◆ **Work instructions**
I need every line of the material below that includes the string "Outstanding".

◆ **Data**
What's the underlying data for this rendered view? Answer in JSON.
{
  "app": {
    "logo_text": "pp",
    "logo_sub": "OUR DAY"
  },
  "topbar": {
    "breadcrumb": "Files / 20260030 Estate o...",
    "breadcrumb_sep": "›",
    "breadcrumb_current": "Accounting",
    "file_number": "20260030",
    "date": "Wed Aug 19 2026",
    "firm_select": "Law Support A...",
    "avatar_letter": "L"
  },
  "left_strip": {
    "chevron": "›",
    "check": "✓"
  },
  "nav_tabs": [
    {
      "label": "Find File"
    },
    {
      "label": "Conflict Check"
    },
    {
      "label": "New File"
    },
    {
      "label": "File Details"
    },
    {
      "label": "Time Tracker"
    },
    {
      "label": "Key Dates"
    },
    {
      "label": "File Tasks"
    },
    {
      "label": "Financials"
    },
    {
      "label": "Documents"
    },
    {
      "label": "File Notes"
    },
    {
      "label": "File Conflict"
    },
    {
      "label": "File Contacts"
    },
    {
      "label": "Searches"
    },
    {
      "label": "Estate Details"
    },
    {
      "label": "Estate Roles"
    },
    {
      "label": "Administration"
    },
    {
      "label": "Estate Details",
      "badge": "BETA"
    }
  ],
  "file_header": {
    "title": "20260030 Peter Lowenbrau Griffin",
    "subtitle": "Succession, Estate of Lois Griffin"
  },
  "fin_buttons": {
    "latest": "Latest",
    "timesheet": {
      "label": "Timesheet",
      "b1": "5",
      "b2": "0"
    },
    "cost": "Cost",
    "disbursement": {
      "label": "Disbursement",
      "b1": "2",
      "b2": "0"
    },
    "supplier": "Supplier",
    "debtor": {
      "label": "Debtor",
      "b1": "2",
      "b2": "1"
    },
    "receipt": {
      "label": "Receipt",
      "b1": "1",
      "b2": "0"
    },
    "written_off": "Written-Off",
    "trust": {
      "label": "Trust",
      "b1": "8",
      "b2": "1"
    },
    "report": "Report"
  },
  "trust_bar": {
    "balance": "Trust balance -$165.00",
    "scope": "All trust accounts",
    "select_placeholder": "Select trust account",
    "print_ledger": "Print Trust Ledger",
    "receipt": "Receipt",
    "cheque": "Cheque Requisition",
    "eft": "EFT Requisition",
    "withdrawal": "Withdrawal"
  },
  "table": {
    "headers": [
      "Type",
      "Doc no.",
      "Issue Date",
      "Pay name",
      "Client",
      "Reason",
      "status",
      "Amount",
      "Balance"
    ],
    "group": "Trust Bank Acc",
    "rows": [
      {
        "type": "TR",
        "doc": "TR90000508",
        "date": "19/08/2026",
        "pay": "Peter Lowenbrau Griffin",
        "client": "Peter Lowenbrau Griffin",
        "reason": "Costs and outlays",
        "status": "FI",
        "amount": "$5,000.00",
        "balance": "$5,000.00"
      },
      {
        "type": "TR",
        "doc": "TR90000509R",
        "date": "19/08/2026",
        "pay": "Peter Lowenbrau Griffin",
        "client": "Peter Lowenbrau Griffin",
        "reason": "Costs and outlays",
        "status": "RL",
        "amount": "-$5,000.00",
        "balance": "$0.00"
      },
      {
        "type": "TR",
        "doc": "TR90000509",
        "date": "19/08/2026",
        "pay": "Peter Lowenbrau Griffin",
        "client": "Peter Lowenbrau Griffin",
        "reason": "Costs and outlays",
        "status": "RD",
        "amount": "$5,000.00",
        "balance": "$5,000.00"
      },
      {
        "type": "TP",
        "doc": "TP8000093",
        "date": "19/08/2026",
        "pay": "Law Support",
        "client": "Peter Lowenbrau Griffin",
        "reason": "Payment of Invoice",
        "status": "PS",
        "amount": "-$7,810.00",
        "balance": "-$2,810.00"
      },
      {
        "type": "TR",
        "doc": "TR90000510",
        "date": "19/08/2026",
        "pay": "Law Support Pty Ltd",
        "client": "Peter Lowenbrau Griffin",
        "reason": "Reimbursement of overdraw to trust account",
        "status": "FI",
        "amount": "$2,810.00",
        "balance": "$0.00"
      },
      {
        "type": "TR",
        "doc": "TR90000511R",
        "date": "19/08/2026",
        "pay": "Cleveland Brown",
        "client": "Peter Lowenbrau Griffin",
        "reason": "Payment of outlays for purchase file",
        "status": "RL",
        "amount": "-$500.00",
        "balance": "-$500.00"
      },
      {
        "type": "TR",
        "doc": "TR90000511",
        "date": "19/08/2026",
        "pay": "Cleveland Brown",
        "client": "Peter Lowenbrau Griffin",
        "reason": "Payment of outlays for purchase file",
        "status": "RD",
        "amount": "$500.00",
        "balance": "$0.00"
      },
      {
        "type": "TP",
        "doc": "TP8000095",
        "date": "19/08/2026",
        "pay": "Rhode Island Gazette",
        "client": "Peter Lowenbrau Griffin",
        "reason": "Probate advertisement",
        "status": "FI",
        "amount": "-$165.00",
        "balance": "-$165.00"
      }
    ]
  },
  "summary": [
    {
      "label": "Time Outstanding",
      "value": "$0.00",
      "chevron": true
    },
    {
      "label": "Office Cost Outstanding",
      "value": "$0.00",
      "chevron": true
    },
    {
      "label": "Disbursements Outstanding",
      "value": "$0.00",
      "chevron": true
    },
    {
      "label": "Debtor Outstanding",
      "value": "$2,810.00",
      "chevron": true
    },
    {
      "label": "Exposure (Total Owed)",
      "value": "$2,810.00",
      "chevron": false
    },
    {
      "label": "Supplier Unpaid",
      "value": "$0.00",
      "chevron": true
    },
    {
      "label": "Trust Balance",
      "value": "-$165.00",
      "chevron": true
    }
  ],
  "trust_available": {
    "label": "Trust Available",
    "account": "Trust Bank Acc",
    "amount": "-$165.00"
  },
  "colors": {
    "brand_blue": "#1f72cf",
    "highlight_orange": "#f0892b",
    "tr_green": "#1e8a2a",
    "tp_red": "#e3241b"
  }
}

◆ **Response to this task**
      "label": "Time Outstanding",
      "label": "Office Cost Outstanding",
      "label": "Disbursements Outstanding",
      "label": "Debtor Outstanding",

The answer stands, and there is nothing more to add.